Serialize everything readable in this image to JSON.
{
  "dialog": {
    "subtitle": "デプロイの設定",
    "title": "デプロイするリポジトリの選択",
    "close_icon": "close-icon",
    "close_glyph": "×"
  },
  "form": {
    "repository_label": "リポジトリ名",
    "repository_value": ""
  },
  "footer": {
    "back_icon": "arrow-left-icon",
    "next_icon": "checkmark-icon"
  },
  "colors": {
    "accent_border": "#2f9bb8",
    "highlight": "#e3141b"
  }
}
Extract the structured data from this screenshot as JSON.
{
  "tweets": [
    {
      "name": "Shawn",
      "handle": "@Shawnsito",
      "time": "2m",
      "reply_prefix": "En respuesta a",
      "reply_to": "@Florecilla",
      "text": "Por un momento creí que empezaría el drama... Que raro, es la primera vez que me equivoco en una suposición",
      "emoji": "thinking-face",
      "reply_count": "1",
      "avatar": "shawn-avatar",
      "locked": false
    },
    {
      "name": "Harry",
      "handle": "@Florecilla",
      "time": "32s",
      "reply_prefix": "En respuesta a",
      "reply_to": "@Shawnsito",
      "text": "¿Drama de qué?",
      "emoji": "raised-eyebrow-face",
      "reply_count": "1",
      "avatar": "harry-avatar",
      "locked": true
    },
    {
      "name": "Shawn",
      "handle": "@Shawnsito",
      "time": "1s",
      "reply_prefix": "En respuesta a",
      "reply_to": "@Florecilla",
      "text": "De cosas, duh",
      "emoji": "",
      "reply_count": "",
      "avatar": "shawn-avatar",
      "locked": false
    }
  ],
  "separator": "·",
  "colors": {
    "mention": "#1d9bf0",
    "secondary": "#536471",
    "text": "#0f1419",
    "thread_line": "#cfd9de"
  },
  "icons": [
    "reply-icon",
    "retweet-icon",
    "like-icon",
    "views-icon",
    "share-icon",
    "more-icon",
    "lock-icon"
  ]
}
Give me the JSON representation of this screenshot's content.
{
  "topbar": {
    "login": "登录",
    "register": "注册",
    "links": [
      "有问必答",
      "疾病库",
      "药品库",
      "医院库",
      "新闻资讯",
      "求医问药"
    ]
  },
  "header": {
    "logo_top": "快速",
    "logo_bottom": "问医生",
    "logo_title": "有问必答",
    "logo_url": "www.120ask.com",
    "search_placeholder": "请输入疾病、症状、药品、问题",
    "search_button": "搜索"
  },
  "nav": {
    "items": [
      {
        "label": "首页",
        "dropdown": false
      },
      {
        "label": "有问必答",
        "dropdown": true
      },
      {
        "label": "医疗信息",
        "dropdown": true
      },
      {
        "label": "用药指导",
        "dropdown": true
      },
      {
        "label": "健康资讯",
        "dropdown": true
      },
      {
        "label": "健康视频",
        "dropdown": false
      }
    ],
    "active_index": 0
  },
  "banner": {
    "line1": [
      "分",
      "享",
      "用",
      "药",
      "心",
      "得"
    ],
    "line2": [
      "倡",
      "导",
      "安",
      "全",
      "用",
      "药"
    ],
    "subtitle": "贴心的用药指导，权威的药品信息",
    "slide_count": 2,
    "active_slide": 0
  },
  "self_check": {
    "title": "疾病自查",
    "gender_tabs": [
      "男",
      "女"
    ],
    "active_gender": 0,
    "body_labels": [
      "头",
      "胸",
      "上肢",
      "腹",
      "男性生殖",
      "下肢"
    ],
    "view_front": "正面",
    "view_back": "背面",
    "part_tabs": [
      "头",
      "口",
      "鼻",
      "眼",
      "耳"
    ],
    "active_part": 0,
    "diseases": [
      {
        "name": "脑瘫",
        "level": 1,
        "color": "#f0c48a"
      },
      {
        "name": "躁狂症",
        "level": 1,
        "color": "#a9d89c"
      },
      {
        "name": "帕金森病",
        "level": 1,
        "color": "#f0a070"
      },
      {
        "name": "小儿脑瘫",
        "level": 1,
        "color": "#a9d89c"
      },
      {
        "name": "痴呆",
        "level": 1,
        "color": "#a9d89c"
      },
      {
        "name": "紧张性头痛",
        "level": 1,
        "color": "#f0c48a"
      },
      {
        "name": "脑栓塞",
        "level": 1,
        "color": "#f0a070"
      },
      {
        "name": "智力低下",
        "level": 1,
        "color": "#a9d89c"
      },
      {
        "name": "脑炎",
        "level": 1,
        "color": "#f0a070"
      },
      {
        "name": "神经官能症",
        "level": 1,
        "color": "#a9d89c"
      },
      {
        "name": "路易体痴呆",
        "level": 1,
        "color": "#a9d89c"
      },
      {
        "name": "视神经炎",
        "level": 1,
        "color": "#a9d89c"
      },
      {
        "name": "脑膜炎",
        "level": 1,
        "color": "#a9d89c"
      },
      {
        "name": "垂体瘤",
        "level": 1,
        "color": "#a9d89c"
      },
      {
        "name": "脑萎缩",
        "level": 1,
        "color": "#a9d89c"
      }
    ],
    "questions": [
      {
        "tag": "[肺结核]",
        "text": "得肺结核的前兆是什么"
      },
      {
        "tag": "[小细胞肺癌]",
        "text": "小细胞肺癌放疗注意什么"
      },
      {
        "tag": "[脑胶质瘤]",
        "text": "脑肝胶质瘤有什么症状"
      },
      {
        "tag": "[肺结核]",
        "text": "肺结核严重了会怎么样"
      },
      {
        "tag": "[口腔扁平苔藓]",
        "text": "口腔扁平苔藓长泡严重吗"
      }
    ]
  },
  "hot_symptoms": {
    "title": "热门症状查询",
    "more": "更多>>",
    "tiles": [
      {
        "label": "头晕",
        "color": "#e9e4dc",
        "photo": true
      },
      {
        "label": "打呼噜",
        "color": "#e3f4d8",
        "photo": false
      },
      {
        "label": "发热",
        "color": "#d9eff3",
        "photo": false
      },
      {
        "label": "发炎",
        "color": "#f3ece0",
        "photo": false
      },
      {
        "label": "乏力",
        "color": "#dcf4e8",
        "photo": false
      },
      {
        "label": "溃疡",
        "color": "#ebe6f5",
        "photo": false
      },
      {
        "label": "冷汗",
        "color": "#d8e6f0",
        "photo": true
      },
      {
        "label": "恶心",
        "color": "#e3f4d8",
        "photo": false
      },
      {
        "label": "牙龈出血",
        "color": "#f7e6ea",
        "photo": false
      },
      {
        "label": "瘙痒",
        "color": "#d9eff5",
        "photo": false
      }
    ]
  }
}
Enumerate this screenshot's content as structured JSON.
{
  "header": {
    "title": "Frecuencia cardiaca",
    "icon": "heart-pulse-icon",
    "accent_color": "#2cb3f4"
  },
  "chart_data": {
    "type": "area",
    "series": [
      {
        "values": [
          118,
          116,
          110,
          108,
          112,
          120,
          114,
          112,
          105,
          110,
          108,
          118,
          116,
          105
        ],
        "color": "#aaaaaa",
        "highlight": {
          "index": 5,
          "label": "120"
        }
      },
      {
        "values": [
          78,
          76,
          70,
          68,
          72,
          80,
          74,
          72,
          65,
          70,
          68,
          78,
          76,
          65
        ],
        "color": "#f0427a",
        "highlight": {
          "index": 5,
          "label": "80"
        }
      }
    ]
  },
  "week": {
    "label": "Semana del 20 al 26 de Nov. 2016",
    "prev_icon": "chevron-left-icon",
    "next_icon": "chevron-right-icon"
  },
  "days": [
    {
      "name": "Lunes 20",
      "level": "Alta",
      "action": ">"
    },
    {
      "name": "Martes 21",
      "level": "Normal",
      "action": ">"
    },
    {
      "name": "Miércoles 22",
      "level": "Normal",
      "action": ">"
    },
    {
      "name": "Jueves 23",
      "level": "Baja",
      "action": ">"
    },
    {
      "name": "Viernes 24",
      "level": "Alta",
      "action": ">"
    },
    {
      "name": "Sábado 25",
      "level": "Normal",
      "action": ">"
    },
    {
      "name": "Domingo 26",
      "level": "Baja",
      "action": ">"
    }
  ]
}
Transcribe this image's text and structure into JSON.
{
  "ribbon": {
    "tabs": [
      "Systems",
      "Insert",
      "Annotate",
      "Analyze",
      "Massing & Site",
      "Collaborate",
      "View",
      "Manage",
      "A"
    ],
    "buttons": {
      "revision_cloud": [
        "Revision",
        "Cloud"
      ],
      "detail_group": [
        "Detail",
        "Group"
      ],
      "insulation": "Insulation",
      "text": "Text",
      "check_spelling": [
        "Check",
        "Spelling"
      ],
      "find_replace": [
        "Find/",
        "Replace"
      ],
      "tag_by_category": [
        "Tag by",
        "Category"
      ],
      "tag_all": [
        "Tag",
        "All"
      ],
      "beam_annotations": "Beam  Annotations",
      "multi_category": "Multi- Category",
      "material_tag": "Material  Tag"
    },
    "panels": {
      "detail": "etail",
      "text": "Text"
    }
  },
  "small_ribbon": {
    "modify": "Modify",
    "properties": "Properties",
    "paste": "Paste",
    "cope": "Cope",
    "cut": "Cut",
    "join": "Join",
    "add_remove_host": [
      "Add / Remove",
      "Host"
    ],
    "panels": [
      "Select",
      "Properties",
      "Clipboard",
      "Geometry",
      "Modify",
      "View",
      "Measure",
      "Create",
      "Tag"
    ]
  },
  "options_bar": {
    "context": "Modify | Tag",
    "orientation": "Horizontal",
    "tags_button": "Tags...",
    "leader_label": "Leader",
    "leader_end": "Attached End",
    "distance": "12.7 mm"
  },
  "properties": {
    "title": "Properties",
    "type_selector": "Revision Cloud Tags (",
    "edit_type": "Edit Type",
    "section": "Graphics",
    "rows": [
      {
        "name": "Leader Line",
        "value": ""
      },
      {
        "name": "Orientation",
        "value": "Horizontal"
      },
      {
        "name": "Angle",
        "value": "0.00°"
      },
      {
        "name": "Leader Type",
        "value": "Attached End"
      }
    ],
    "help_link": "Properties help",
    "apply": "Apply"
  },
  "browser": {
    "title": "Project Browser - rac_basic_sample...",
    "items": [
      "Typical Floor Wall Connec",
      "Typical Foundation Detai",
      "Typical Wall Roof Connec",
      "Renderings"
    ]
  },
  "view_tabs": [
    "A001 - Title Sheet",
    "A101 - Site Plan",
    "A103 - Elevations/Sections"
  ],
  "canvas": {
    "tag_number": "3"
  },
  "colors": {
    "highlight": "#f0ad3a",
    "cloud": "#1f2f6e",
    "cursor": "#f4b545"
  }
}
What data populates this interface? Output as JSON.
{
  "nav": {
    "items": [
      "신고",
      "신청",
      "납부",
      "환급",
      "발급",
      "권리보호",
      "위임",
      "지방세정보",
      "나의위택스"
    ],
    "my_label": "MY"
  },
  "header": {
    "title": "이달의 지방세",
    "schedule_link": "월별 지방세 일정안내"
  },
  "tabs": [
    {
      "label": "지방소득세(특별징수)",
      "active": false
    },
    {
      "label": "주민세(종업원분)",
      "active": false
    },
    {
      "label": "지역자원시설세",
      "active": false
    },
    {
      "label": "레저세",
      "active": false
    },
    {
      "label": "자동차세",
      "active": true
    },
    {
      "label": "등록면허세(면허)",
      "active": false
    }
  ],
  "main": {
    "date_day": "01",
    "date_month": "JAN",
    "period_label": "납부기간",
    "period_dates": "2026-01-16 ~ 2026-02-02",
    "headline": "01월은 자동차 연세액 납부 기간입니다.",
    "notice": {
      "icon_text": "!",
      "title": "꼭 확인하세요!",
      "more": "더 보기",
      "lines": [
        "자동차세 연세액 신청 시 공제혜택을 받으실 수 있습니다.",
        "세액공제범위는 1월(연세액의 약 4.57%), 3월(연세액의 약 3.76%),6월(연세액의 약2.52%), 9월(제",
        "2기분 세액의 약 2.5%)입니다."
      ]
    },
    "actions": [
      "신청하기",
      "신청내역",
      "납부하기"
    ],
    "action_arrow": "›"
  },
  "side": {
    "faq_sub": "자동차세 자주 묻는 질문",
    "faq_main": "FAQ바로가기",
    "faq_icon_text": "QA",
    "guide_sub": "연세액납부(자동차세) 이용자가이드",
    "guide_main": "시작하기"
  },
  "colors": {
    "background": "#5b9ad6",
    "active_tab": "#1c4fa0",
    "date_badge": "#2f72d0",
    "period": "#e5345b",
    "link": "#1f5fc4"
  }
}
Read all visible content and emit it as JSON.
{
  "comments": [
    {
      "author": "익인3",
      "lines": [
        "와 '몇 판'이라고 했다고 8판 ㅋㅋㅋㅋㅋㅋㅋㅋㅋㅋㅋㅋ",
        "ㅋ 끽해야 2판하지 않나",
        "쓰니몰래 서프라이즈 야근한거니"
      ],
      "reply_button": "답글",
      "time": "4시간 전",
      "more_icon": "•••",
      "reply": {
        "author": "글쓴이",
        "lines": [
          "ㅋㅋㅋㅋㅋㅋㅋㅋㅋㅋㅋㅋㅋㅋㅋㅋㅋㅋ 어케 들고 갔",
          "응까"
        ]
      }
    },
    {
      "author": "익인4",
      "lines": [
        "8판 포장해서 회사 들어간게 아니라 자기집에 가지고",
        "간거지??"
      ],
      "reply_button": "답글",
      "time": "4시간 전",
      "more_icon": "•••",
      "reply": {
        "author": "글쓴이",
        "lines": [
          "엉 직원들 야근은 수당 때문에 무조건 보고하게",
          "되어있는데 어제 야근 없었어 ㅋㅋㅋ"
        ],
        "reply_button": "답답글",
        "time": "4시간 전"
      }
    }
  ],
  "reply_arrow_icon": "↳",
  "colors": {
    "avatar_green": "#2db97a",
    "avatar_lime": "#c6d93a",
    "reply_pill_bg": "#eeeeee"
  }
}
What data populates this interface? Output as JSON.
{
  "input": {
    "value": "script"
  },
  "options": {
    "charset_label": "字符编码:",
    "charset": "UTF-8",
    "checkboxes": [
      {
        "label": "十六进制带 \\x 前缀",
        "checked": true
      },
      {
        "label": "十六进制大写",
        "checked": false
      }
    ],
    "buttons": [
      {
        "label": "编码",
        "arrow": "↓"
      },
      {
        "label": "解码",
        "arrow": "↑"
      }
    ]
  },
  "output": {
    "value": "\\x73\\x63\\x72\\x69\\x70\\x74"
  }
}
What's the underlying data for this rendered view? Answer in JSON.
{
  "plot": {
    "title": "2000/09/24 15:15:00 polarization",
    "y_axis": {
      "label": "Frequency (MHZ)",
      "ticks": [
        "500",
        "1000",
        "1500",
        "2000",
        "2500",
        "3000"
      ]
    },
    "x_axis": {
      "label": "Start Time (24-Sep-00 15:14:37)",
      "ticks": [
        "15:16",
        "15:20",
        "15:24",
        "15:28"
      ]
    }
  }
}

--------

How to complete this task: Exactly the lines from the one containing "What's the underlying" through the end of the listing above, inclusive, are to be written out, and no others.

Reply to the exercise:
What's the underlying data for this rendered view? Answer in JSON.
{
  "plot": {
    "title": "2000/09/24 15:15:00 polarization",
    "y_axis": {
      "label": "Frequency (MHZ)",
      "ticks": [
        "500",
        "1000",
        "1500",
        "2000",
        "2500",
        "3000"
      ]
    },
    "x_axis": {
      "label": "Start Time (24-Sep-00 15:14:37)",
      "ticks": [
        "15:16",
        "15:20",
        "15:24",
        "15:28"
      ]
    }
  }
}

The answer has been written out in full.